Al-Shamshoon, aka The Simpsons (U.A.E)
Some shows just don't work overseas. Take Al-Shamshoon , the short-lived Arabic version of The Simpsons that, in order to fit that culture's norms, had to cut all references to alcohol, pork, and any other taboo items. Also, Springfield became Rabeea, although it still was meant to look like an American town — just one with a large Arab population.
A Guerra dos Pintos, aka Married With Children (Brazil)
A few of the many, many Married With Children remakes: Casados con Hijos, a hugely popular Argentinian version; Bracne vode, for Croatia; and A Guerra dos Pintos , the Brazilian edition translated to The War of the Pintos.
Powerpuff Girls Z, aka The Powerpuff Girls (Japan)
The Japanese version of The Powerpuff Girls was made as an anime series, and aired for just one season from 2006-2007. That's not the only change, though; the girls, for instance, had their names changed to Hyper Blossom, Rolling Bubbles, and Powered Buttercup. Thankfully, however, Mojo Jojo is the same in both countries.
Pobeg, aka Prison Break (Russia)
A few elements are changed, but the main story of the adaptation, which premiered in 2010, is the same: one brother imprisoned by mistake, another who gets himself arrested in order to help his sibling escape. It seems that no matter where a show takes place, brotherly love is universal.
Desperate Housewives Africa, aka Desperate Housewives (Nigeria)
As the re-titling implies, the Nigerian version of Desperate Housewives, created by TV mogul Mo Abuda (above), isn't too different than the American show; there's still crazy drama, family fights, and ridiculous, non-suburban clothing. The cast, however, is pan-African, the setting is Lagos, Nigeria, and the show is described as having "an African flavor." It's too early to tell if it holds up, though, as it only premiered this summer.
La Tata, aka The Nanny (Italy)
Fran Fine becomes Francesca Cacace, Judaism is replaced by Catholicism, an extended family appears out of nowhere, and voila, you have an Italian Nanny remake!
Geordie Shore, aka Jersey Shore (The U.K.)

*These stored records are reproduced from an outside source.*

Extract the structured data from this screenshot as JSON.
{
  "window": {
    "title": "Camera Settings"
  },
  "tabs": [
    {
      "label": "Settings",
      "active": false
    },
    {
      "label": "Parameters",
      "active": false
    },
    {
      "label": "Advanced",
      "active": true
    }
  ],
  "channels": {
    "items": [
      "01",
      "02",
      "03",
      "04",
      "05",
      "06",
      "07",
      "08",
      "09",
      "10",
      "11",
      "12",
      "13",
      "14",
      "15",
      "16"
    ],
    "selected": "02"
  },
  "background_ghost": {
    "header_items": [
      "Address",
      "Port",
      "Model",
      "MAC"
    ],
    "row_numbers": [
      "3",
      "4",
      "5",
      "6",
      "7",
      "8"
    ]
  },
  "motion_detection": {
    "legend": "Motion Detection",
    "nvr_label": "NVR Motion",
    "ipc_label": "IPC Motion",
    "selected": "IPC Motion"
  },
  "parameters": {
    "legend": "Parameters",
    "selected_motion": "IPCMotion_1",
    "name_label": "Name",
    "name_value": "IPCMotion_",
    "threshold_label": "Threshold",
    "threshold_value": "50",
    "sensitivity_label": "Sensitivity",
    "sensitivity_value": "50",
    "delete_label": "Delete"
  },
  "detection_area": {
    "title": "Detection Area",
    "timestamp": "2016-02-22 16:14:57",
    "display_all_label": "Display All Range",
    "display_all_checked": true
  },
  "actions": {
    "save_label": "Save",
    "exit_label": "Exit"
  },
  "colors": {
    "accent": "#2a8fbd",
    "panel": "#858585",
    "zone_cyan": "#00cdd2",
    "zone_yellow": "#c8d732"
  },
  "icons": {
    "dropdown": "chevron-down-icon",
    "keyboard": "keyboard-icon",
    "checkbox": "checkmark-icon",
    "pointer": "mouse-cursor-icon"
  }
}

Judging from the title, one would assume that Jersey Shore wouldn't work as a series overseas. Apparently, though, that's incorrect, as several remakes of the show have been made, including a very popular British version called Geordie Shore that's been on the air since 2011. The new show is set in Newcastle, a Shore-like town, and although the weather's a bit colder, the tans, hairstyles, and life morals are pretty much the same.